## Input

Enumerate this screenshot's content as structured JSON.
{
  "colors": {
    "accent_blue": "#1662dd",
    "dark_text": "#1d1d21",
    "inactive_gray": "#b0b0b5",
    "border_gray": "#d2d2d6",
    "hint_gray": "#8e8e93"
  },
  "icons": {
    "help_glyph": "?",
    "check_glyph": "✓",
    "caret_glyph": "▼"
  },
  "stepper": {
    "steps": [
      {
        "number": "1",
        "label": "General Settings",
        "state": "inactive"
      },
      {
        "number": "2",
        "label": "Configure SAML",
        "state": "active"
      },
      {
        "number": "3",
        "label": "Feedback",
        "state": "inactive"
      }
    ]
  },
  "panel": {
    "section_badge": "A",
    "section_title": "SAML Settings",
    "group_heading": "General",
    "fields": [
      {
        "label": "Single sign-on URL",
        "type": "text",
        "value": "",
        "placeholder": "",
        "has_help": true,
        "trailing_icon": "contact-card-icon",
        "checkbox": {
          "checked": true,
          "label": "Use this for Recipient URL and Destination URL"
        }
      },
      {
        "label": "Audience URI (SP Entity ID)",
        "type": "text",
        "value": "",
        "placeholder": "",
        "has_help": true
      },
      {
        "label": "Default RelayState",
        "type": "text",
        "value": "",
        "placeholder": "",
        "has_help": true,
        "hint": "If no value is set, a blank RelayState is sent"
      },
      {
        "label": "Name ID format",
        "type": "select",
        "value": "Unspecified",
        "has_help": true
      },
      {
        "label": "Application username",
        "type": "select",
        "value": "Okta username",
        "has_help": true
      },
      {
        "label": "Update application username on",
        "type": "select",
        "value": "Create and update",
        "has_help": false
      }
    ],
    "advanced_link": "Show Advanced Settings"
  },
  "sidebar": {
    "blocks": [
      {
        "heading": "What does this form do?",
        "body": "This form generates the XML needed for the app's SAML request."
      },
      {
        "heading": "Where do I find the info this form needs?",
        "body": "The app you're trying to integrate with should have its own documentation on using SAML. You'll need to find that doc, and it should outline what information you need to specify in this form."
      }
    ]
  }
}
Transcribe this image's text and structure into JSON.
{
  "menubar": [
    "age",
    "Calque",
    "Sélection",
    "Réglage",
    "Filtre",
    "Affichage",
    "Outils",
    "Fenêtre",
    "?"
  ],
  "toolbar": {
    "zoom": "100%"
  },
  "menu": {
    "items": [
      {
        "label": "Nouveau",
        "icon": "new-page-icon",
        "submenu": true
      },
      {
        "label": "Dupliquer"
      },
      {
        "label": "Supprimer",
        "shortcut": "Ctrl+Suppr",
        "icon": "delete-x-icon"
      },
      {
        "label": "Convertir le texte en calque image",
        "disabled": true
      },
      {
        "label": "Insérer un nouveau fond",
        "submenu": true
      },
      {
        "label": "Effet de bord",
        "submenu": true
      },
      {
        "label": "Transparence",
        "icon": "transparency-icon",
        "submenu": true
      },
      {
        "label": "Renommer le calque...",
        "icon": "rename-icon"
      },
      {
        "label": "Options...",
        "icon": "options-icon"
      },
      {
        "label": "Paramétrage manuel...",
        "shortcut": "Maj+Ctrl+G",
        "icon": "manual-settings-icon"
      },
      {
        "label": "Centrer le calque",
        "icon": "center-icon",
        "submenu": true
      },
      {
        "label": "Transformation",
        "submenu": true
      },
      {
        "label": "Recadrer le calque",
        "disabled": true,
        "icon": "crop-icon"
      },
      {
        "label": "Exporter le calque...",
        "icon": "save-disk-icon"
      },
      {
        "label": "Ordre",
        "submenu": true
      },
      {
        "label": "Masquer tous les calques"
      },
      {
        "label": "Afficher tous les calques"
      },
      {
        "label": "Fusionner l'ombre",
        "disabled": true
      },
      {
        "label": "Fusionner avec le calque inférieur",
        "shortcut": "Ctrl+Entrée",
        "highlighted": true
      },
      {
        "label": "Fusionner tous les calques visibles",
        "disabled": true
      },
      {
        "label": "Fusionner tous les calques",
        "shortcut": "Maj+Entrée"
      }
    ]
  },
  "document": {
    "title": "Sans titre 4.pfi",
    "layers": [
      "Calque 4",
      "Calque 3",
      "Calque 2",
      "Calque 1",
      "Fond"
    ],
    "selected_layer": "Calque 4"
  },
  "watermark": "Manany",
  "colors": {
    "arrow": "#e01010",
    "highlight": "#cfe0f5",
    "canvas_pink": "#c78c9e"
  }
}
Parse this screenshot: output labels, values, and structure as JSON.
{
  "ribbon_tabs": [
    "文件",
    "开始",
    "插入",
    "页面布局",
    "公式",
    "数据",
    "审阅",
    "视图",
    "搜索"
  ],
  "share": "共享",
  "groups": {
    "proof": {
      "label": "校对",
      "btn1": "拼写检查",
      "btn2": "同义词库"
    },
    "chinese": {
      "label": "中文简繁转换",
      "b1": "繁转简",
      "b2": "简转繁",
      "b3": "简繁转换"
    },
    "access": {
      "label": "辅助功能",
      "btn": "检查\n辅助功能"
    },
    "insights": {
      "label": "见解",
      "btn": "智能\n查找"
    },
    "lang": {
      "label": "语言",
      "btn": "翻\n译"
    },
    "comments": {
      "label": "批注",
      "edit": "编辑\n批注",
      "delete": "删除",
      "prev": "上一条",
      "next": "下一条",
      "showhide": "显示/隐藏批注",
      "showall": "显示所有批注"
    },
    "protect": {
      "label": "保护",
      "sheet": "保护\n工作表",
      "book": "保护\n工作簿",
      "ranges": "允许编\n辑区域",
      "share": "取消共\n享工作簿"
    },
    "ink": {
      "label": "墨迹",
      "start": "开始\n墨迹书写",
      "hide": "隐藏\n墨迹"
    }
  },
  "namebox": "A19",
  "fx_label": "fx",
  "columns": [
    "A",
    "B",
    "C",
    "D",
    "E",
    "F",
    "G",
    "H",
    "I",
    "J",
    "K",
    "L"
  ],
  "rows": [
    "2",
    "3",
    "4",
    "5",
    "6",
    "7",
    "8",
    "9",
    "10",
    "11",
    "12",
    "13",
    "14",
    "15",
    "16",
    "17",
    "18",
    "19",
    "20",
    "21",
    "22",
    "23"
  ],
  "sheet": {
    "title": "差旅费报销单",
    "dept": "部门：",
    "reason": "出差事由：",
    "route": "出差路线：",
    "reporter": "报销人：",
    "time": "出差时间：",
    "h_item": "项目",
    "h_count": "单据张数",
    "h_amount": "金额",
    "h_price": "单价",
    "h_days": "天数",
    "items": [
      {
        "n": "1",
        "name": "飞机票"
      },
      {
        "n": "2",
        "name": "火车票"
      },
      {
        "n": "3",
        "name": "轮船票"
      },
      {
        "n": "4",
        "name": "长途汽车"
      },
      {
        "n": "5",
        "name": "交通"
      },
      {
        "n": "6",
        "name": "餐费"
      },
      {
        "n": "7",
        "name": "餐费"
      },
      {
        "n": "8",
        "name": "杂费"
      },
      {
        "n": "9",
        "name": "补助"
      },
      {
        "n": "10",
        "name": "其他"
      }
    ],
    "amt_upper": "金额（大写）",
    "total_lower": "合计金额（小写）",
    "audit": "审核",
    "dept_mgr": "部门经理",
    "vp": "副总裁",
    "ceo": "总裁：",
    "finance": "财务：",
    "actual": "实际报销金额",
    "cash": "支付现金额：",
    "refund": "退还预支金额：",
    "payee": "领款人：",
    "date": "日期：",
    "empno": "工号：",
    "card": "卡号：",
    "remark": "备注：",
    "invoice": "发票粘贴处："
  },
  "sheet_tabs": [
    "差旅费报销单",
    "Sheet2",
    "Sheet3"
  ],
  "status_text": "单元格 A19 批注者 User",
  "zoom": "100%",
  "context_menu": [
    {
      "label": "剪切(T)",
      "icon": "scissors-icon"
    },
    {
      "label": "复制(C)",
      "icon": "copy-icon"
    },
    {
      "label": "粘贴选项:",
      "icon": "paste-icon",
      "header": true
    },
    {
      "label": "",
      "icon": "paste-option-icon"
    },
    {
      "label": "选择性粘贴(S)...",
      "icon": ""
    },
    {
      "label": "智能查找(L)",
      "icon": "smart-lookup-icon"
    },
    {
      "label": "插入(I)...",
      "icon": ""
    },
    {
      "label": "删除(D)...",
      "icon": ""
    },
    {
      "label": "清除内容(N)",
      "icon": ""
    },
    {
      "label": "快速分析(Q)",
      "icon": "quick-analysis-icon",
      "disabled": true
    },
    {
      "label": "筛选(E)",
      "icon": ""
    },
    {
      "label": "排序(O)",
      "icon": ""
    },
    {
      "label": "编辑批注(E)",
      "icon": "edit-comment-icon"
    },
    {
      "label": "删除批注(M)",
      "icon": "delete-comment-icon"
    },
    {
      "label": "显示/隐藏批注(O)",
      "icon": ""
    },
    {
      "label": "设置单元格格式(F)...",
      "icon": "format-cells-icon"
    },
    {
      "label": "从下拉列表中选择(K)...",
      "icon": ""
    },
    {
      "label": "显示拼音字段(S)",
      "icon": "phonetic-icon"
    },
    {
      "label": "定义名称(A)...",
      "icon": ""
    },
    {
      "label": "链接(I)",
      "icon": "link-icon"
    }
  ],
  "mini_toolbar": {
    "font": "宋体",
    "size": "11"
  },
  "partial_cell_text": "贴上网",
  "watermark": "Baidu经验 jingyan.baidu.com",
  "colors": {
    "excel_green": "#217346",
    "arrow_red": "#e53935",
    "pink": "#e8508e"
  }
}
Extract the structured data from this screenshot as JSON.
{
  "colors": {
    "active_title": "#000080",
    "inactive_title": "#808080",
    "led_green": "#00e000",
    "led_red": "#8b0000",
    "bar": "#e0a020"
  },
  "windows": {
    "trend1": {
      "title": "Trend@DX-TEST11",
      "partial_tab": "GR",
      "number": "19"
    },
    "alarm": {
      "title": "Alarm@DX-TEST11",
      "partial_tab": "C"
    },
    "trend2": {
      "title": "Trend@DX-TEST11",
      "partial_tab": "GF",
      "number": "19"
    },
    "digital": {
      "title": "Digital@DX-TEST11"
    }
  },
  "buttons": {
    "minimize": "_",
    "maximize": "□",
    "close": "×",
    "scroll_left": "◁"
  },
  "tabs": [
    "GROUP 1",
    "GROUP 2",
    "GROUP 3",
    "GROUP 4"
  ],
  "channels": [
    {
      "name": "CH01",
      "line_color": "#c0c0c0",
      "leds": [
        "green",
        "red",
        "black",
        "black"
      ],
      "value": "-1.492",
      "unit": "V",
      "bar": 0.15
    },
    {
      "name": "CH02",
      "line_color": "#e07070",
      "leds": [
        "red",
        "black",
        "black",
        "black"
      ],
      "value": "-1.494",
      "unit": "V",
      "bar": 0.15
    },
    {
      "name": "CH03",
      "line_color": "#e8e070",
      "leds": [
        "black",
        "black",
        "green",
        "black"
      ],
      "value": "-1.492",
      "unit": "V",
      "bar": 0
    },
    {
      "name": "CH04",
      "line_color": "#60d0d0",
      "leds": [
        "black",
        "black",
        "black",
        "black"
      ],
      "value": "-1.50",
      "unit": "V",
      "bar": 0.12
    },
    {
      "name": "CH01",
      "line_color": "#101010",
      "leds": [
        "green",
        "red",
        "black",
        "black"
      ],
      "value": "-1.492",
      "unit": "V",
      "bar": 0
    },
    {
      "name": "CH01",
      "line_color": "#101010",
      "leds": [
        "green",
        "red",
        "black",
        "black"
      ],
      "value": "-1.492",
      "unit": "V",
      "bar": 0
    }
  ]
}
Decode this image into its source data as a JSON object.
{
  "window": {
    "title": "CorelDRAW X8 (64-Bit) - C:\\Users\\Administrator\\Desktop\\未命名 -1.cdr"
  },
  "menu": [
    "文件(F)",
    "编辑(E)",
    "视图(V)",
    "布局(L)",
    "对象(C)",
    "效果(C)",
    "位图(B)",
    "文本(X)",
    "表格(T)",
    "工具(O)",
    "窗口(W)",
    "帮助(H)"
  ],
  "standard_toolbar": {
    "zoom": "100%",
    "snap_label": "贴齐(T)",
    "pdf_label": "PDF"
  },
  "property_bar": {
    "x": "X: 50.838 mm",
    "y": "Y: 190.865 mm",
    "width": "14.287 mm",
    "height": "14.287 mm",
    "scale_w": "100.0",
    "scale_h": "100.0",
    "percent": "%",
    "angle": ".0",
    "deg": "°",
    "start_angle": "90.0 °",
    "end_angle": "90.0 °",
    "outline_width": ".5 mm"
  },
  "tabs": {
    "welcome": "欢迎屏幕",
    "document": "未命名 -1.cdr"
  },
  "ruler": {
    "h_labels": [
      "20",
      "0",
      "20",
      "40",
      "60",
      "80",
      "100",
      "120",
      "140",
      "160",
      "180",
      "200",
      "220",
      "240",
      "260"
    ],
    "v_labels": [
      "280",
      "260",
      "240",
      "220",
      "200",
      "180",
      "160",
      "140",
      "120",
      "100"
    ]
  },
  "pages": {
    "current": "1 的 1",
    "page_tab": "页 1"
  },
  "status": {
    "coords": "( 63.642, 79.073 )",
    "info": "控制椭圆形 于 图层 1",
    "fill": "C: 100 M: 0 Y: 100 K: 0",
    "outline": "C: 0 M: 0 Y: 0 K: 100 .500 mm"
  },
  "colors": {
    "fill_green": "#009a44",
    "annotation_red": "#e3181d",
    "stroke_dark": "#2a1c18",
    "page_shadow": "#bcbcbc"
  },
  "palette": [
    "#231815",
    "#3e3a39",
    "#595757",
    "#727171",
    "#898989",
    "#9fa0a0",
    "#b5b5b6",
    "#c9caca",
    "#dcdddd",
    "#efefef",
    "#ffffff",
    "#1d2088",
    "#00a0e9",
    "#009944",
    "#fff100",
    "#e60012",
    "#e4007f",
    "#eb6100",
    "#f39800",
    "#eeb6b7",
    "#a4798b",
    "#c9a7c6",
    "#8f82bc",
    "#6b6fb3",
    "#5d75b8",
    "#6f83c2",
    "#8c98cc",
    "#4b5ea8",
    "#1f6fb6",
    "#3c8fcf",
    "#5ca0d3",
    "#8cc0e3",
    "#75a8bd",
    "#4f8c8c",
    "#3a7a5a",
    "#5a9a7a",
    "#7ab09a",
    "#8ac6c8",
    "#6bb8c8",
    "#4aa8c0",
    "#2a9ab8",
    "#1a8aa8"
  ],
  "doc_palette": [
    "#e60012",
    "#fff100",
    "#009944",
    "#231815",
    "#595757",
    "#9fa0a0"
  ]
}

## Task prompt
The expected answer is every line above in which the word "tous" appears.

## Expected output
        "label": "Masquer tous les calques"
        "label": "Afficher tous les calques"
        "label": "Fusionner tous les calques visibles",
        "label": "Fusionner tous les calques",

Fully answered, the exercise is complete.